COVID makes a comeback with yet another variant, really putting a spanner in the works.
So how will the world react this time? How will Europe and the UK react?
Well, if I were to pass judgement; so far, so good in the UK. It seems that as we learn from how the virus has acted in the past, and past mistakes that have been made, it is a lot easier to put new restrictions in place and make quick decisions.
The health secretary in the UK quickly put in travel restrictions from several countries to try to stop the spread of this variant. A little while later they implemented new mask mandates and a test or vaccine proof requirement for crowded venues.
So basically – more changes.
More changes and more reminders that we are not out of this. The pandemic is very real. And very ongoing.
And I am about to go through my first ever wave…
Vaccination Program, Booster Jabs
Without passing judgement on vaccines, the fundamental fact that the UK has had a very successful vaccination program has meant that it could ease on its restrictions sooner and more harsher than other countries in Europe.

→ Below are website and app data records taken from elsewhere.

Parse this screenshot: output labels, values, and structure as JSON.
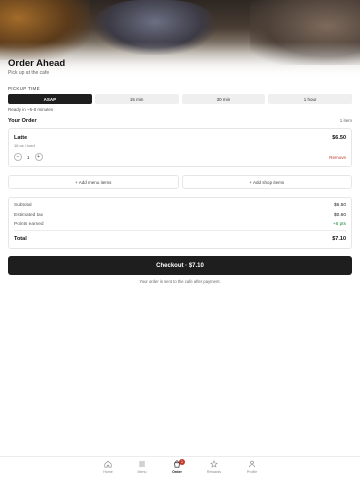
{
  "hero": {
    "title": "Order Ahead",
    "subtitle": "Pick up at the cafe"
  },
  "pickup": {
    "label": "PICKUP TIME",
    "options": [
      "ASAP",
      "15 min",
      "30 min",
      "1 hour"
    ],
    "selected": "ASAP",
    "ready_text": "Ready in ~5-8 minutes"
  },
  "order": {
    "heading": "Your Order",
    "count": "1 item",
    "item": {
      "name": "Latte",
      "options": "16 oz / Iced",
      "price": "$6.50",
      "qty": "1",
      "remove_label": "Remove"
    }
  },
  "add": {
    "menu_label": "+ Add menu items",
    "shop_label": "+ Add shop items"
  },
  "summary": {
    "subtotal_label": "Subtotal",
    "subtotal": "$6.50",
    "tax_label": "Estimated tax",
    "tax": "$0.60",
    "points_label": "Points earned",
    "points": "+6 pts",
    "total_label": "Total",
    "total": "$7.10"
  },
  "checkout": {
    "label": "Checkout · $7.10",
    "note": "Your order is sent to the cafe after payment."
  },
  "tabbar": {
    "tabs": [
      "Home",
      "Menu",
      "Order",
      "Rewards",
      "Profile"
    ],
    "active": "Order",
    "order_badge": "1"
  },
  "colors": {
    "primary": "#1e1e1e",
    "accent": "#c0392b",
    "points": "#1f8a3a"
  },
  "icons": [
    "home-icon",
    "menu-icon",
    "bag-icon",
    "star-icon",
    "person-icon"
  ]
}
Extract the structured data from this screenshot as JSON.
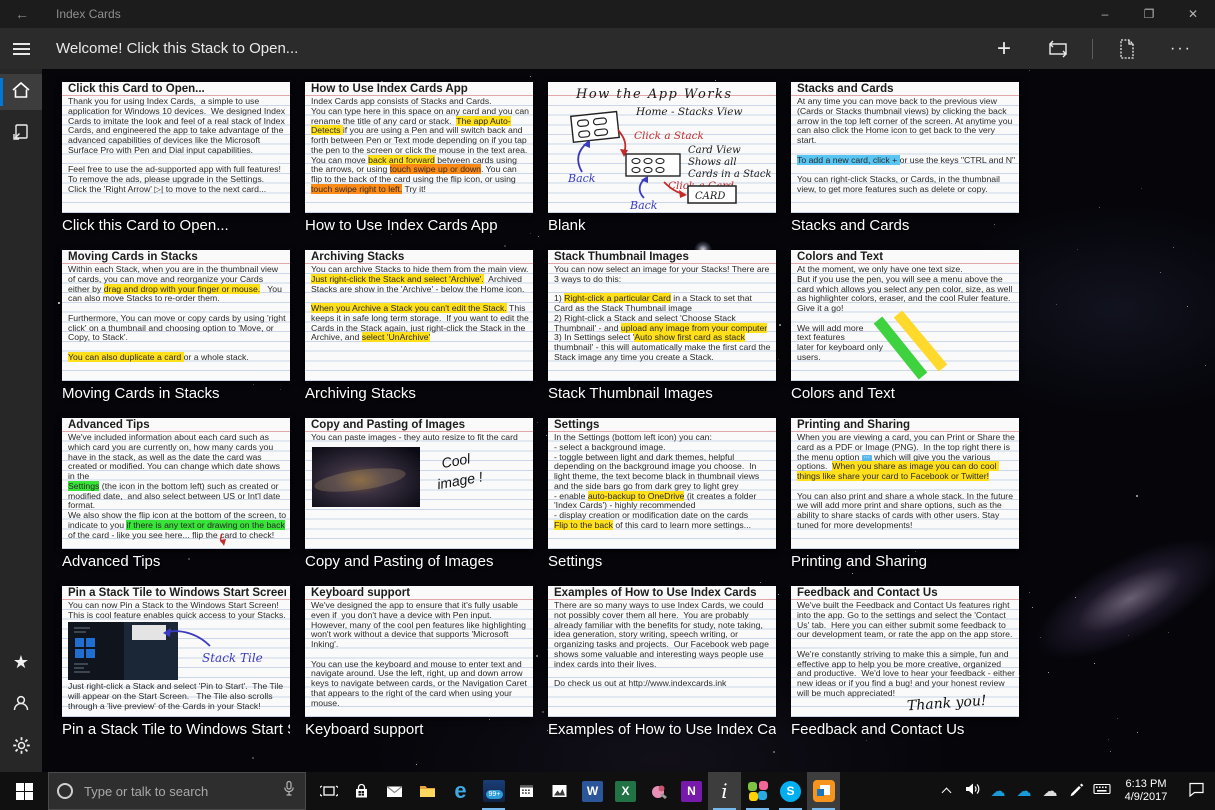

It has reached over 90% immunity (from the current variants) throughout the population through the vaccine program, natural immunity, and now booster shots. For me, this begs the ethical question on whether countries should be implementing booster shots while a great amount of the world’s population has yet to have even its first shot…
But nevertheless, the effective and impressive vaccination program has helped the UK return to some sort of normality for now – a normality that I am beginning to notice might not be forever and should certainly not be taken for granted in these tumultuous times.
Covid In Europe Now: Final Thoughts
So… what’s the verdict in terms of COVID-19 now? Should you really travel to Europe now?
Thinking of a seeing the Northern Lights in Iceland? Celebrating New Year’s in Paris?
As someone in Europe right now, I’d say no. I would not recommend travelling to Europe from the US, or indeed from any country. This is my personal recommendation, however. I also can’t speak for other European countries (indeed I am also not a spokeswoman for the UK).
It’s also important to note that I say that from a travelers point of view. Whether the UK wants you to be here or not is irrelevant to this discussion. I am looking from the aspect of inconveniences you may encounter as a traveler.
In the couple of hours I have spent writing this, already one friend abroad has changed her holiday flights to the next couple of days in fear of not being allowed in at a later date. Another friend has cancelled a holiday planned in a couple of weeks all together. Anything can change, and things are changing very rapidly here. Anything you book now with reassurance that everything will be OK may very well not be OK the next day, and not only have you lost a lot of money, but you also have lost a whole holiday. Which really sucks.
If you’d have asked me a few weeks ago, I’d have said sure – come on over. Nothing can go wrong. The pandemic is already over – in the UK, at least.
Today is different…
Maybe re-think that holiday to Europe (again).